Task details
Give back each line of the data exactly as it reads, minus the pictures.

Items from a data source
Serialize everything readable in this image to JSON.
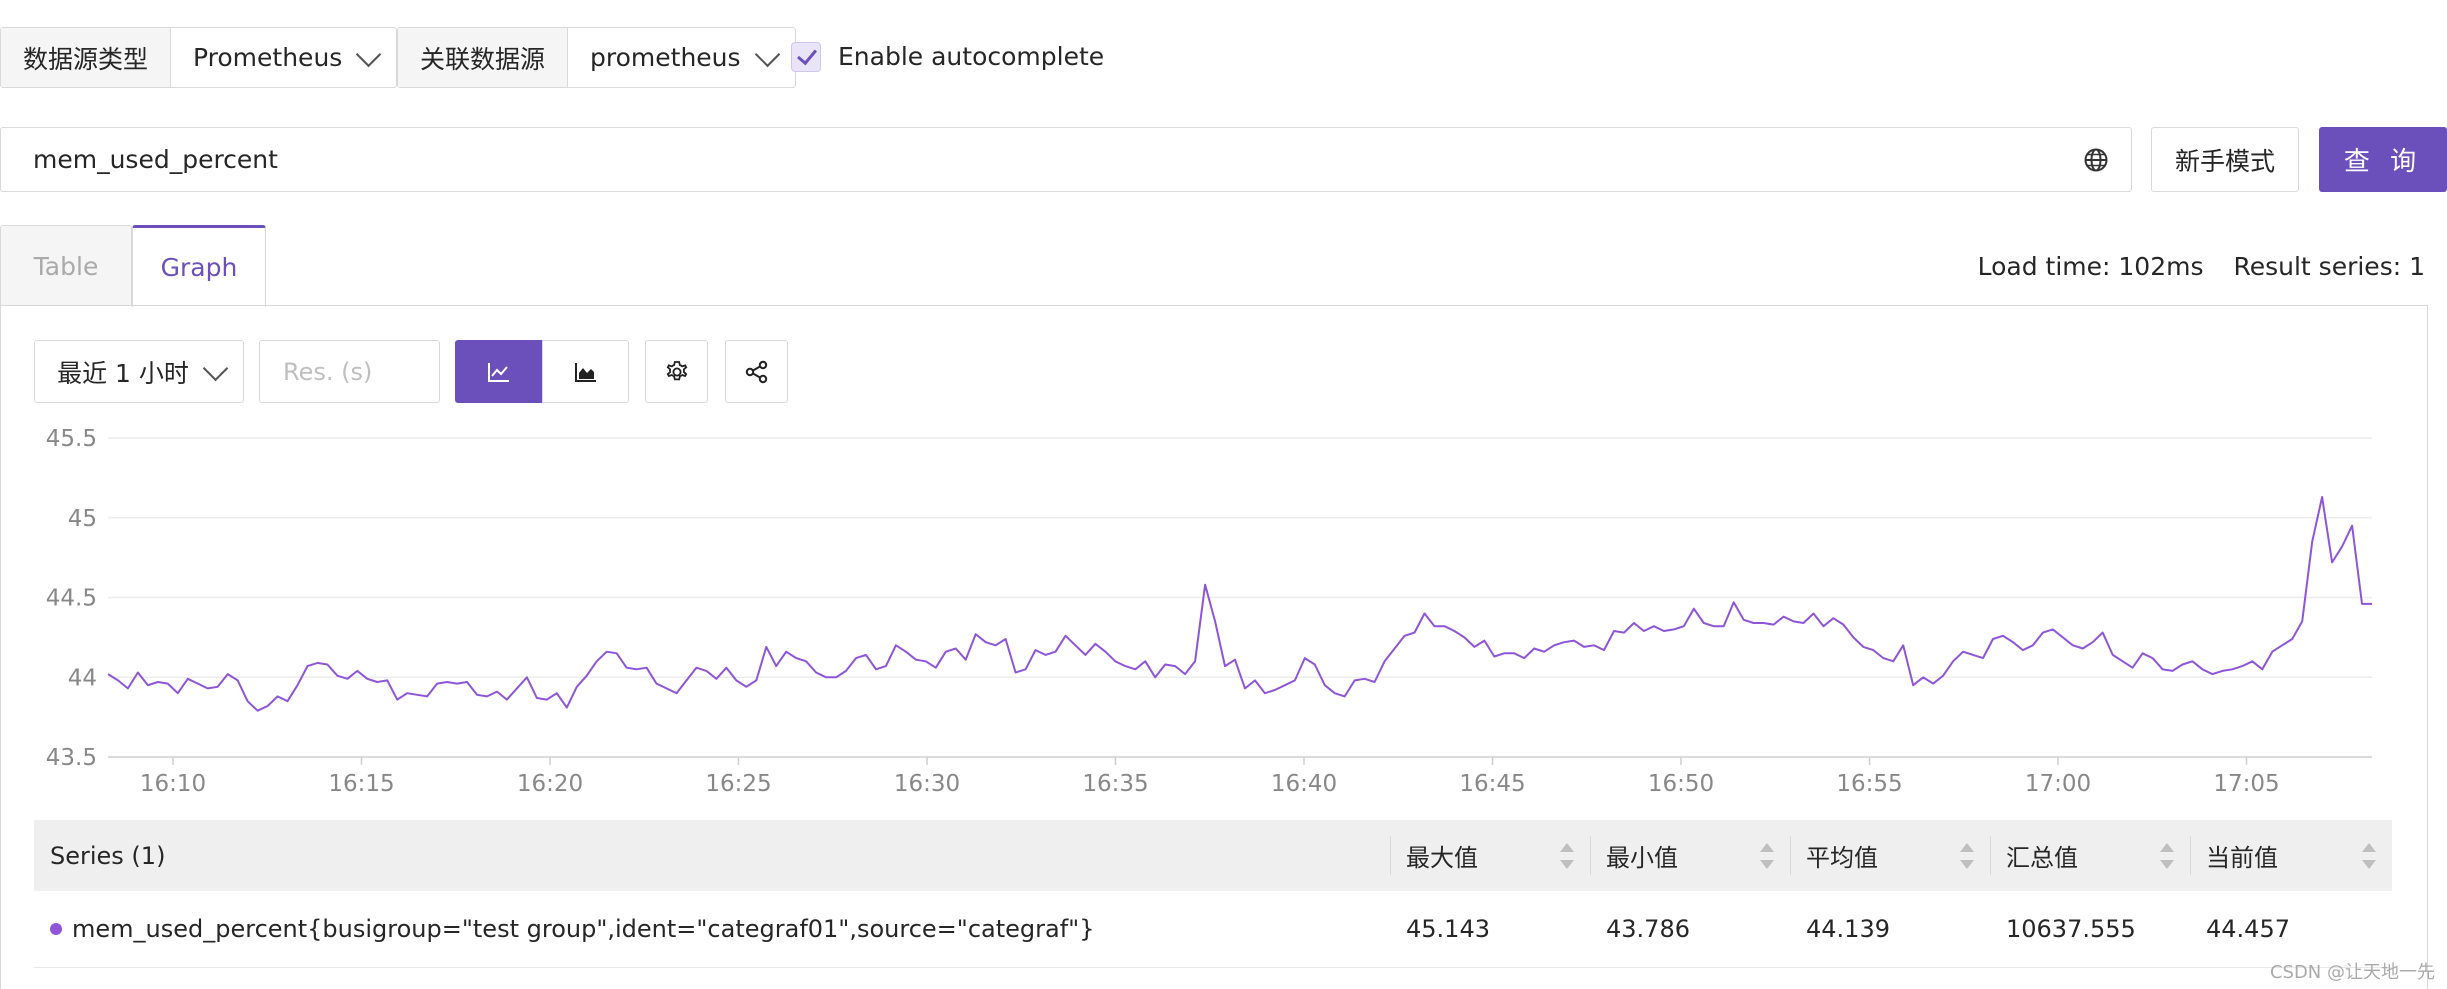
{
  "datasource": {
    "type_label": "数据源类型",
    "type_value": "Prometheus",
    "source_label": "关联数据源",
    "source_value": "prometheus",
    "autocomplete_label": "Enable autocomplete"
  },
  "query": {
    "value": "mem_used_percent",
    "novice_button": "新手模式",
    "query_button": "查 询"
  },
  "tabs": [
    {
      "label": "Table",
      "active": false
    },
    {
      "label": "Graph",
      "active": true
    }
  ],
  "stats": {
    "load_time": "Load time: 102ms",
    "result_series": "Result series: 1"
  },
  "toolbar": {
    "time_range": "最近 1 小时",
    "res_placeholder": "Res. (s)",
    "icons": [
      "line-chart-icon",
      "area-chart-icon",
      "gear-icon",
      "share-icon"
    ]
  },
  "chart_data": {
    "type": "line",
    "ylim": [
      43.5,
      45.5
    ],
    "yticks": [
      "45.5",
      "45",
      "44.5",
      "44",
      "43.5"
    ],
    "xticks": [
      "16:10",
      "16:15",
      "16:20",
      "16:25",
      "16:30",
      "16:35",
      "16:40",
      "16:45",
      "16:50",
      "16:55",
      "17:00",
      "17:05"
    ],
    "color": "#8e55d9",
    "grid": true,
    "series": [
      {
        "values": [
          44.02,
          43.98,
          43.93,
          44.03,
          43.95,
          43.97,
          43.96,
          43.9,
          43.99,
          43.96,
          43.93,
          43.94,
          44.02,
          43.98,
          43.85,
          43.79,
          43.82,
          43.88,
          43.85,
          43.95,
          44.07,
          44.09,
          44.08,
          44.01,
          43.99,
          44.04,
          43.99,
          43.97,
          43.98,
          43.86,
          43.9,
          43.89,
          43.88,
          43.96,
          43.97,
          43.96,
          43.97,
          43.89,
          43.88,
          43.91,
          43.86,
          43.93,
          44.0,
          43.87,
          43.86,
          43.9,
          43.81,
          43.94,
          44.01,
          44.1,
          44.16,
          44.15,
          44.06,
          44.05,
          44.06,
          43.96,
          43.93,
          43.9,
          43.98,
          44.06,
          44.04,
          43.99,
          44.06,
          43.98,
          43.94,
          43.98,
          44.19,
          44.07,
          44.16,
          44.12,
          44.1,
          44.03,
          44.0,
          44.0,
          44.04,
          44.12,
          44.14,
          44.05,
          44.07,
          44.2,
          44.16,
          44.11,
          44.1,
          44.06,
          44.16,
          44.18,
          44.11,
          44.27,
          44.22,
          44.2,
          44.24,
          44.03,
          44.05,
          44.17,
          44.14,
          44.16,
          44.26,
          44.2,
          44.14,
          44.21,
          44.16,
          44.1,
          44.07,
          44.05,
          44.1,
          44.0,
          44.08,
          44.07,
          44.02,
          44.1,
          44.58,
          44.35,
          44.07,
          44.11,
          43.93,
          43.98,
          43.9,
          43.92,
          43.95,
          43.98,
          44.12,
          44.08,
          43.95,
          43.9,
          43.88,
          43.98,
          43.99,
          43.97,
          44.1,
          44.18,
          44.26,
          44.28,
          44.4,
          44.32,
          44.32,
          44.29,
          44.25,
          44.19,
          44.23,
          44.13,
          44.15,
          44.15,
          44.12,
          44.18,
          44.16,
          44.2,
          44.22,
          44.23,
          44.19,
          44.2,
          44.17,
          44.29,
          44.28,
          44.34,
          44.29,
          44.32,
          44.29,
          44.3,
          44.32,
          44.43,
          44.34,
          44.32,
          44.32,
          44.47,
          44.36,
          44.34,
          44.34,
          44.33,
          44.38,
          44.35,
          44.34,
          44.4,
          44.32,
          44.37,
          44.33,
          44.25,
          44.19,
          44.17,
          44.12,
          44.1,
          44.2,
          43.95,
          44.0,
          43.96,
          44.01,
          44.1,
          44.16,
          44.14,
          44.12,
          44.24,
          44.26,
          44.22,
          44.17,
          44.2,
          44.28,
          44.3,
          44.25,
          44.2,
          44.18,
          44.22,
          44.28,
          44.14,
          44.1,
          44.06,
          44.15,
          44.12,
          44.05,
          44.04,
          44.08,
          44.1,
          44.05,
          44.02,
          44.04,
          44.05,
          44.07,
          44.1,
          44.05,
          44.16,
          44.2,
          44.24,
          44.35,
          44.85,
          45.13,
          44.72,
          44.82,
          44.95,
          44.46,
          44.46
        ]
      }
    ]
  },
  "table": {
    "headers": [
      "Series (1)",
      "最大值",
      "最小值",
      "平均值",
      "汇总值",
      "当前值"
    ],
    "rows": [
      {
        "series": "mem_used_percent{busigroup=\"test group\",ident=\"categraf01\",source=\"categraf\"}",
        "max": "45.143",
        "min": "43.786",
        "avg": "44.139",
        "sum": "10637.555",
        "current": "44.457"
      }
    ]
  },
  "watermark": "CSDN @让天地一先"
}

Finished task
Serialize everything readable in this image to JSON.
{
  "datasource": {
    "type_label": "数据源类型",
    "type_value": "Prometheus",
    "source_label": "关联数据源",
    "source_value": "prometheus",
    "autocomplete_label": "Enable autocomplete"
  },
  "query": {
    "value": "mem_used_percent",
    "novice_button": "新手模式",
    "query_button": "查 询"
  },
  "tabs": [
    {
      "label": "Table",
      "active": false
    },
    {
      "label": "Graph",
      "active": true
    }
  ],
  "stats": {
    "load_time": "Load time: 102ms",
    "result_series": "Result series: 1"
  },
  "toolbar": {
    "time_range": "最近 1 小时",
    "res_placeholder": "Res. (s)",
    "icons": [
      "line-chart-icon",
      "area-chart-icon",
      "gear-icon",
      "share-icon"
    ]
  },
  "chart_data": {
    "type": "line",
    "ylim": [
      43.5,
      45.5
    ],
    "yticks": [
      "45.5",
      "45",
      "44.5",
      "44",
      "43.5"
    ],
    "xticks": [
      "16:10",
      "16:15",
      "16:20",
      "16:25",
      "16:30",
      "16:35",
      "16:40",
      "16:45",
      "16:50",
      "16:55",
      "17:00",
      "17:05"
    ],
    "color": "#8e55d9",
    "grid": true,
    "series": [
      {
        "values": [
          44.02,
          43.98,
          43.93,
          44.03,
          43.95,
          43.97,
          43.96,
          43.9,
          43.99,
          43.96,
          43.93,
          43.94,
          44.02,
          43.98,
          43.85,
          43.79,
          43.82,
          43.88,
          43.85,
          43.95,
          44.07,
          44.09,
          44.08,
          44.01,
          43.99,
          44.04,
          43.99,
          43.97,
          43.98,
          43.86,
          43.9,
          43.89,
          43.88,
          43.96,
          43.97,
          43.96,
          43.97,
          43.89,
          43.88,
          43.91,
          43.86,
          43.93,
          44.0,
          43.87,
          43.86,
          43.9,
          43.81,
          43.94,
          44.01,
          44.1,
          44.16,
          44.15,
          44.06,
          44.05,
          44.06,
          43.96,
          43.93,
          43.9,
          43.98,
          44.06,
          44.04,
          43.99,
          44.06,
          43.98,
          43.94,
          43.98,
          44.19,
          44.07,
          44.16,
          44.12,
          44.1,
          44.03,
          44.0,
          44.0,
          44.04,
          44.12,
          44.14,
          44.05,
          44.07,
          44.2,
          44.16,
          44.11,
          44.1,
          44.06,
          44.16,
          44.18,
          44.11,
          44.27,
          44.22,
          44.2,
          44.24,
          44.03,
          44.05,
          44.17,
          44.14,
          44.16,
          44.26,
          44.2,
          44.14,
          44.21,
          44.16,
          44.1,
          44.07,
          44.05,
          44.1,
          44.0,
          44.08,
          44.07,
          44.02,
          44.1,
          44.58,
          44.35,
          44.07,
          44.11,
          43.93,
          43.98,
          43.9,
          43.92,
          43.95,
          43.98,
          44.12,
          44.08,
          43.95,
          43.9,
          43.88,
          43.98,
          43.99,
          43.97,
          44.1,
          44.18,
          44.26,
          44.28,
          44.4,
          44.32,
          44.32,
          44.29,
          44.25,
          44.19,
          44.23,
          44.13,
          44.15,
          44.15,
          44.12,
          44.18,
          44.16,
          44.2,
          44.22,
          44.23,
          44.19,
          44.2,
          44.17,
          44.29,
          44.28,
          44.34,
          44.29,
          44.32,
          44.29,
          44.3,
          44.32,
          44.43,
          44.34,
          44.32,
          44.32,
          44.47,
          44.36,
          44.34,
          44.34,
          44.33,
          44.38,
          44.35,
          44.34,
          44.4,
          44.32,
          44.37,
          44.33,
          44.25,
          44.19,
          44.17,
          44.12,
          44.1,
          44.2,
          43.95,
          44.0,
          43.96,
          44.01,
          44.1,
          44.16,
          44.14,
          44.12,
          44.24,
          44.26,
          44.22,
          44.17,
          44.2,
          44.28,
          44.3,
          44.25,
          44.2,
          44.18,
          44.22,
          44.28,
          44.14,
          44.1,
          44.06,
          44.15,
          44.12,
          44.05,
          44.04,
          44.08,
          44.1,
          44.05,
          44.02,
          44.04,
          44.05,
          44.07,
          44.1,
          44.05,
          44.16,
          44.2,
          44.24,
          44.35,
          44.85,
          45.13,
          44.72,
          44.82,
          44.95,
          44.46,
          44.46
        ]
      }
    ]
  },
  "table": {
    "headers": [
      "Series (1)",
      "最大值",
      "最小值",
      "平均值",
      "汇总值",
      "当前值"
    ],
    "rows": [
      {
        "series": "mem_used_percent{busigroup=\"test group\",ident=\"categraf01\",source=\"categraf\"}",
        "max": "45.143",
        "min": "43.786",
        "avg": "44.139",
        "sum": "10637.555",
        "current": "44.457"
      }
    ]
  },
  "watermark": "CSDN @让天地一先"
}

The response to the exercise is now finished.